When should I declare that my procedure throws exceptions?

When you note that there is a possibility that your procedure can fail.

Can't every procedure fail?

There are procedures that never fail if their preconditions are met.

There are procedures whose failure is conceptually so rare that it's not worth indicating.

And there are certainly some procedures that should never fail. If I'm writing a sort(int[] arr) method, there aren't any clear cases in which it should fail.

When should I throw an exception?

When you've identified that an error has occured.

When should I use a try/catch clause?

When you are calling code that can fail and there is something you can reasonably do in reaction to the exception. For example, you might do an alternate computation, you might want to log an error, or you might want to throw a different exception.
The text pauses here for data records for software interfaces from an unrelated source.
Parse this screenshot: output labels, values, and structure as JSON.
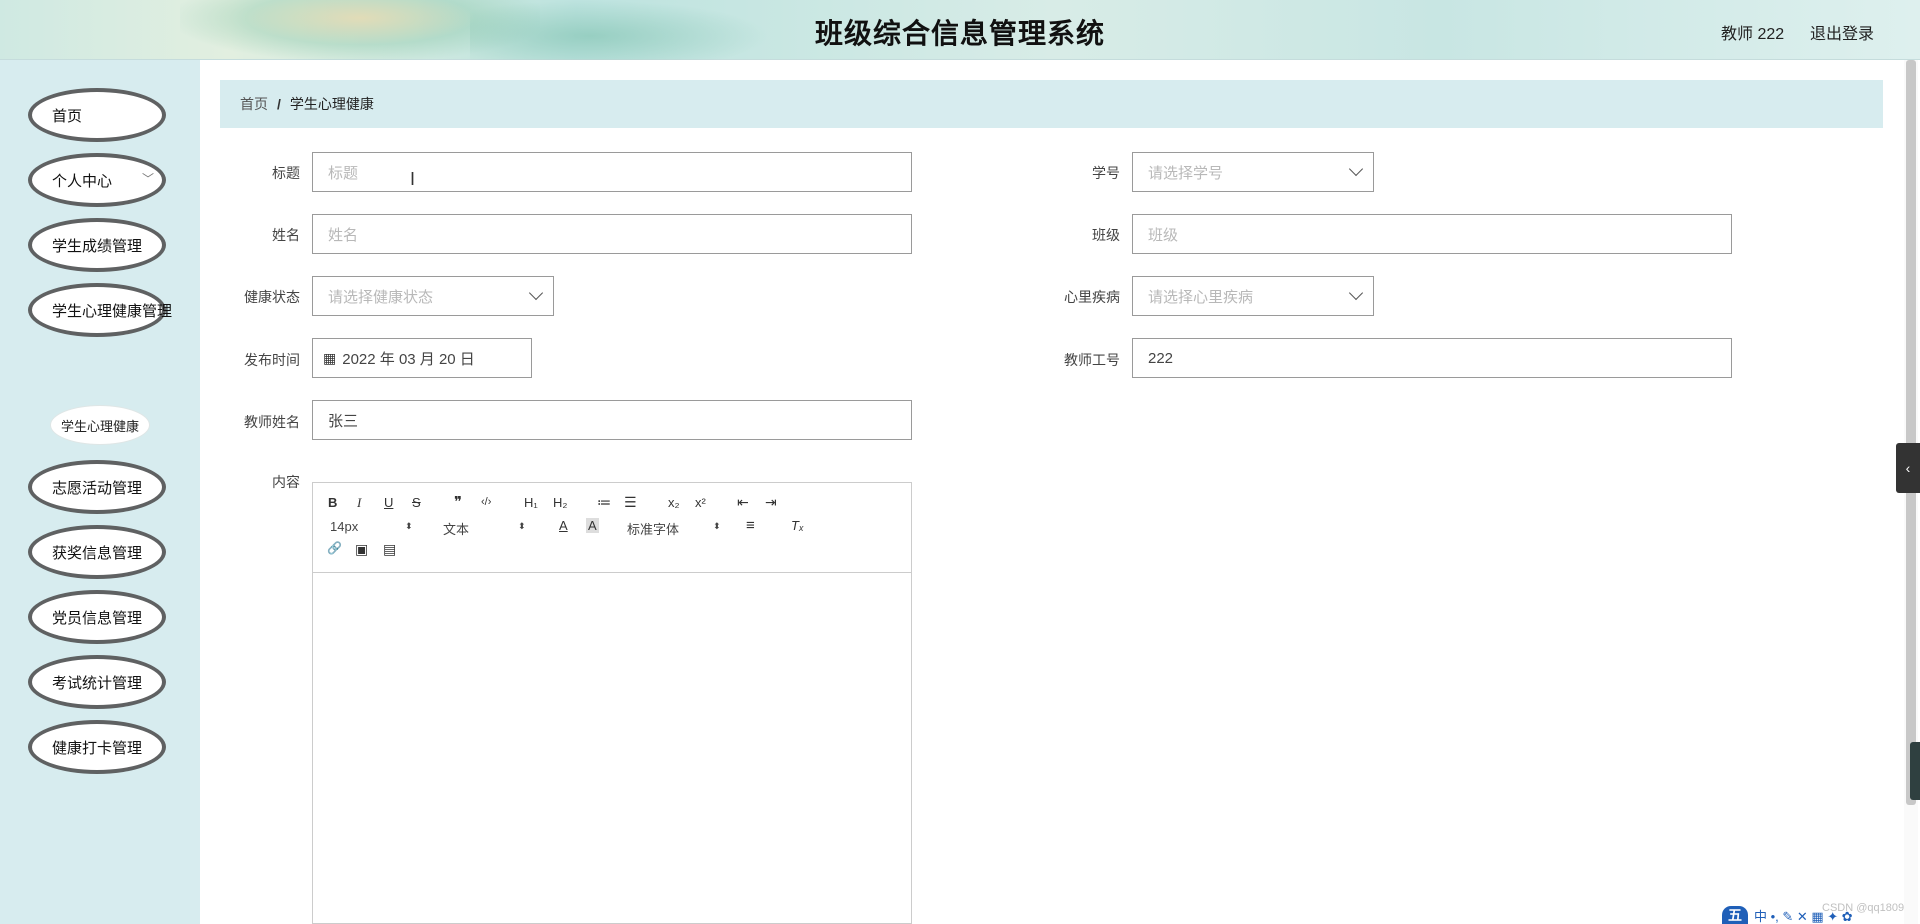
{
  "header": {
    "title": "班级综合信息管理系统",
    "user": "教师 222",
    "logout": "退出登录"
  },
  "sidebar": {
    "items": [
      {
        "label": "首页"
      },
      {
        "label": "个人中心"
      },
      {
        "label": "学生成绩管理"
      },
      {
        "label": "学生心理健康管理"
      },
      {
        "label": "志愿活动管理"
      },
      {
        "label": "获奖信息管理"
      },
      {
        "label": "党员信息管理"
      },
      {
        "label": "考试统计管理"
      },
      {
        "label": "健康打卡管理"
      }
    ],
    "sub_item": "学生心理健康"
  },
  "breadcrumb": {
    "home": "首页",
    "separator": "/",
    "current": "学生心理健康"
  },
  "form": {
    "title_label": "标题",
    "title_placeholder": "标题",
    "student_id_label": "学号",
    "student_id_placeholder": "请选择学号",
    "name_label": "姓名",
    "name_placeholder": "姓名",
    "class_label": "班级",
    "class_placeholder": "班级",
    "health_label": "健康状态",
    "health_placeholder": "请选择健康状态",
    "disease_label": "心里疾病",
    "disease_placeholder": "请选择心里疾病",
    "publish_label": "发布时间",
    "publish_value": "2022 年 03 月 20 日",
    "teacher_id_label": "教师工号",
    "teacher_id_value": "222",
    "teacher_name_label": "教师姓名",
    "teacher_name_value": "张三",
    "content_label": "内容"
  },
  "editor": {
    "font_size": "14px",
    "header_select": "文本",
    "font_family": "标准字体",
    "buttons": {
      "bold": "B",
      "italic": "I",
      "underline": "U",
      "strike": "S",
      "blockquote": "❞",
      "code": "‹/›",
      "h1": "H₁",
      "h2": "H₂",
      "ordered_list": "≔",
      "bullet_list": "☰",
      "sub": "x₂",
      "sup": "x²",
      "outdent": "⇤",
      "indent": "⇥",
      "color": "A",
      "background": "A",
      "align": "≡",
      "clean": "Tₓ",
      "link": "🔗",
      "image": "▣",
      "video": "▤"
    }
  },
  "footer": {
    "watermark": "CSDN @qq1809",
    "ime_logo": "五",
    "ime_text": "中 •, ✎ ✕ ▦ ✦ ✿"
  },
  "side_handle": "‹"
}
When should I simply pass along exceptions?

When the failure of a method you are calling will cause your method to fail, and you consider it appropriate for your client to get the same exception that you got. I'll note that it's rare that code simply passes along exceptions. (It's an exception to pass exceptions.)

Why don't I have to catch ClassCastException and ArrayIndexOutOfBounds exceptions?

Java has a set of exceptions that they call RuntimeExceptions. These need not be caught, but can be caught. I think the designers decided the forcing programmers to catch these would mostly clog up code and frustrate competent programmers who would never do things that would never result in such exceptions.

Questions on Interfaces and Polymorphism